Our vision for Writing:
In order to provide our pupils with the best educational experience, teachers’ practice should be based on both subject-specific and general pedagogical research. In the case of writing, this means high-quality modelling of the writing process, including sharing insights into the writer’s mind. Writing is a complex procedure: to aid cognitive development, it should be broken down into manageable chunks and specific steps. Research also tells us that grammar rules are best learnt contextually, within a piece of writing, to allow learners to explore these rules and experiment with how they fit into the writing process. This also applies to the development of language and syntax, with nuances of meaning and effect developed as part of instructional writing.
To embed such complex learning, opportunities are needed to practice word- and sentence-level skills repeatedly over time, but in different contexts. Additionally, an understanding of the writing process should also include the planning, drafting, editing and revision of longer pieces. The development of metacognitive skills within such practice will put pupils in a strong position for their future schooling.
Our daily writing lessons follow an approach developed by Literacy consultant, jane Considine (The Write Stuff). This aligns with the cognitive principles outlines above, and also covers the requirements of the National Curriculum. We have structured units of work into a long-term plan that has strong links to the wider curriculum while also covering a range of genres within fiction, non-fiction and poetry.
Each unit begins with a series of ‘sentence-stacking’ lessons with the purpose of developing pupils’ understanding of grammar, syntax and vocabulary. These provide a high level of cognitive support so that the complexity of learning at these initial stages is scaffolded for success. At appropriate times, ‘experience lessons; are used to provide structured opportunities for vocabulary development, drama, experiential learning or research so that pupils’ understanding of the topic or fictional situation is deepened. Following this, a separate series of independent writing lessons takes pupils from the planning stage to the development of a final written piece.
To align this approach to writing with the pupil’s phonic development, we have adapted it for Key Stage 1 so that the strategies used align with ‘Read Write Inc’ methodologies. This flexible approach allows us to support and challenge appropriately:
- In EYFS, and for the Year 1 pupils who are at the very early stages of word recognition, we use the EYFS strand of The Write Stuff, which follows an oracy-based approach to story-telling and language development.
- In Key Stage 1, we use an adapted approach to The Write Stuff, through the foundation curriculum themes, so that pupils are accessing language development and sentence-level skills through their wider learning. This is as well as their access to Read Write Inc, which encourages sentence-level skills with words linked to their phonic development.

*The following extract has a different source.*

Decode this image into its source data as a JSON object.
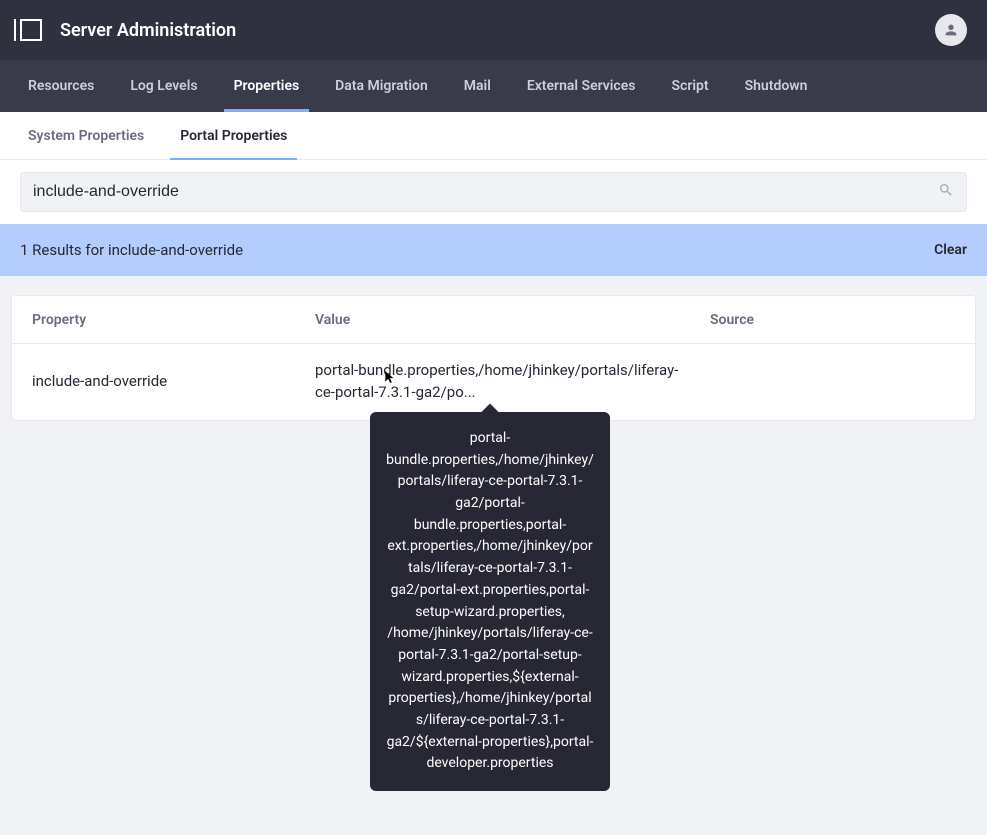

- Once children in Year 2 complete Read Write Inc, teachers follow The Write Stuff plans in the children’s daily English lessons.